     The Grad School experience was deeply transformative, but again, not in the way I expected. I went to Grad School wanting to make art about the universal struggles of humanity.  I was making work that referenced spiritual evolution, and reflected on alienation. It was suggested that I make work that was more personal. I made new work that addressed these themes through my own spiritual evolution. Since I admired artists who made work with political and social content, I also started making work that addressed my concerns about the social and cultural problems of American society. My attempts to make work with a political edge, as well as about my personal beliefs about spiritual evolution were both rated confusing, inconsequential, and bland.

         The disconnect between what I thought was an important theme in art and what I was expected to produce was profoundly disorienting. For the first time in my creative life I found myself without any idea about how to move forward. 

     The work of artists who addressed their personal experiences of racism, loss and political atrocities was inspiring; however, my experiences as a privileged, white, middle class female seemed petty and trivial. Why would I want to make art about that? This period of intense questioning of my beliefs and experience ultimately became the source for my thesis and graduate exhibition work: Homeland Insecurity
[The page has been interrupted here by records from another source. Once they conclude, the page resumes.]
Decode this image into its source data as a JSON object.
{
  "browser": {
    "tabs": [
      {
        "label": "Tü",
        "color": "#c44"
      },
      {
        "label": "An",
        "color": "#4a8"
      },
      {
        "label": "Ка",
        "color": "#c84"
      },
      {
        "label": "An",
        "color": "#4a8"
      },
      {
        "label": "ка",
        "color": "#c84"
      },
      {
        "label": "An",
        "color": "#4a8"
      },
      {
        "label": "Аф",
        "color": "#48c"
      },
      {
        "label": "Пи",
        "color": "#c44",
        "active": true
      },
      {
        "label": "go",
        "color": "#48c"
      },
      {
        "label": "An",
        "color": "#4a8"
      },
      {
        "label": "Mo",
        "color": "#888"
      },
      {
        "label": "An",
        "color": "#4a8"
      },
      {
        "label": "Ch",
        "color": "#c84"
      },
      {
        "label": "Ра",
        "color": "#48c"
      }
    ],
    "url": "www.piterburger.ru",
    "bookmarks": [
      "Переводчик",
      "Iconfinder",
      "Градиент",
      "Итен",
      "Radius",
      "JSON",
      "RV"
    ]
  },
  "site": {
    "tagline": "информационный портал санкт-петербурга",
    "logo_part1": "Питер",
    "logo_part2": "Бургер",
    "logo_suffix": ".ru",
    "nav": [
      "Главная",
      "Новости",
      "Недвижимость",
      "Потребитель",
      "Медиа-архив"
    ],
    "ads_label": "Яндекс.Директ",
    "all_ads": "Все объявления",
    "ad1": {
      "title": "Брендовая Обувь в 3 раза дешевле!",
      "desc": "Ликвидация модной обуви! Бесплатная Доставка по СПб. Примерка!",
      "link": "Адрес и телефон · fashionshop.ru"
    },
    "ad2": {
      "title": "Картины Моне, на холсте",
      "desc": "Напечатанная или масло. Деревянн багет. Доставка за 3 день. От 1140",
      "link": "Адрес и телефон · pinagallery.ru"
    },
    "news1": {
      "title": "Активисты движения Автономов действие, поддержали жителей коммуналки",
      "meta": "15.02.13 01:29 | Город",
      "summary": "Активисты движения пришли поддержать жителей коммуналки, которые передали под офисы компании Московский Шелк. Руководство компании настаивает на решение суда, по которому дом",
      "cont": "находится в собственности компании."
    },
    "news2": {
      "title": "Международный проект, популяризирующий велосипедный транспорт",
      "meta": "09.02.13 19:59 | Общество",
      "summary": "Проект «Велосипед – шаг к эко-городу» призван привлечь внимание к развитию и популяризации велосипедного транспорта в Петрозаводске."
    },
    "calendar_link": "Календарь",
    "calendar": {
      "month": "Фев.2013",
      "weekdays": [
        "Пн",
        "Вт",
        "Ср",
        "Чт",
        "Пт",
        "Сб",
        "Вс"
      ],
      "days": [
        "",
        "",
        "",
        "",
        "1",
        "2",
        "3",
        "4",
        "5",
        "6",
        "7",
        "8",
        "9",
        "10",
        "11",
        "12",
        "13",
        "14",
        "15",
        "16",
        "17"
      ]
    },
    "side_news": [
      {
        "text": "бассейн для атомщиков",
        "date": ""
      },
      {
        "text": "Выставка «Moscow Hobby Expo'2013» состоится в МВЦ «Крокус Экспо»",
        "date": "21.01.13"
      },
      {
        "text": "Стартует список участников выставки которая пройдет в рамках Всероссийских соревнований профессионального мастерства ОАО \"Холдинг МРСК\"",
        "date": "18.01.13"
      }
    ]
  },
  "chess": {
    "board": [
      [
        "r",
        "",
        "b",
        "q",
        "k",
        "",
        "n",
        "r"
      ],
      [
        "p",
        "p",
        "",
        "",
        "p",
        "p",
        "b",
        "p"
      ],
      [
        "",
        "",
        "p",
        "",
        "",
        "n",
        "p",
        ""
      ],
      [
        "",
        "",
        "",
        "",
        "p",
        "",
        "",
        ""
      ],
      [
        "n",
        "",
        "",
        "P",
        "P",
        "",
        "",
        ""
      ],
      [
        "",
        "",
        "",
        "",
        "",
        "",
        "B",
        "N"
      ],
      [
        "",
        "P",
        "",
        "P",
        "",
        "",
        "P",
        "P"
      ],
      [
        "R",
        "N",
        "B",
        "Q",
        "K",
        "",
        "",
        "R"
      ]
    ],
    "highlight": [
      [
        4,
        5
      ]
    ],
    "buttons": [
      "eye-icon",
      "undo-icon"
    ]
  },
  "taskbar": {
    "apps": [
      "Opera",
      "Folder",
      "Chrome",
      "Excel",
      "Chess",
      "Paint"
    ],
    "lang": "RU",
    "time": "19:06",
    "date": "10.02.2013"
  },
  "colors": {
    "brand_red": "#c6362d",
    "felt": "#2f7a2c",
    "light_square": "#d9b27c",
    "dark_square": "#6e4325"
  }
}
      Now that I am on the other side, I see the last two years as a constant see-saw between "I can do this", and "I'll never be able to do this". It was the most difficult experience of my work/school life. This is the crucible where sheer determination out-weighs any talent you aspire to have as an artist.

The most profound realization came several months after graduation. I expected the degree to give me a certain status as an artist in the world, and it does. Those three letters make me eligible to teach at the college level, and demonstrate a measurable level of knowledge and competence.  But surprisingly, I realized that it was really about me proving that to myself.  This accomplishment is not and end but a another beginning in the lifelong vocation of being an artist.










Sunday, April 12, 2015

April 2015

       The last three months have been intensely busy as I work on writing my thesis and completing work for the graduate exhibition in June. Here are photos of the work I have completed:



Homeland Insecurity, 2014



Perils of Ownership, 2015






30 Thoughts on Suburban Life, 2015.




Locked Up, 2014.



Detail from 60 Thoughts on Discontent, 2014


     Here is the final version of the apron piece that I re-did based on my research and study during the summer and fall of 2014.

Gross Domestic Product, 2015


     This is one of the final versions of the Suburban Truisms. There are four groupings: Fear, Identity, Guilt, and Belief. I will write some of the Truisms on tags and hang them on the gates of the gated community and photograph them. Journal entries will document my experience during this process as I look for ways to introduce the tags into my environment during the next two months.
     

         Individual Truisms will be printed on t-shirts, buttons and stickers tor public distribution.

Friday, February 27, 2015

Residency Four: January 2015


                           Here is a view of my critique space in Porter Hall in Cambridge.
                           The "fake" window piece, the bulletin board with truisms and the
                           "fake doorway with tagged domestic objects:




The security sign fabric curtain with the window photo:




The large fabric stitched piece based on suburban fear:




Suburban truisms printed on t-shirts, tote bag,  and as real estate fliers:




60 days of embroidery intalled as a frieze:



Two details of the 60 embroideries: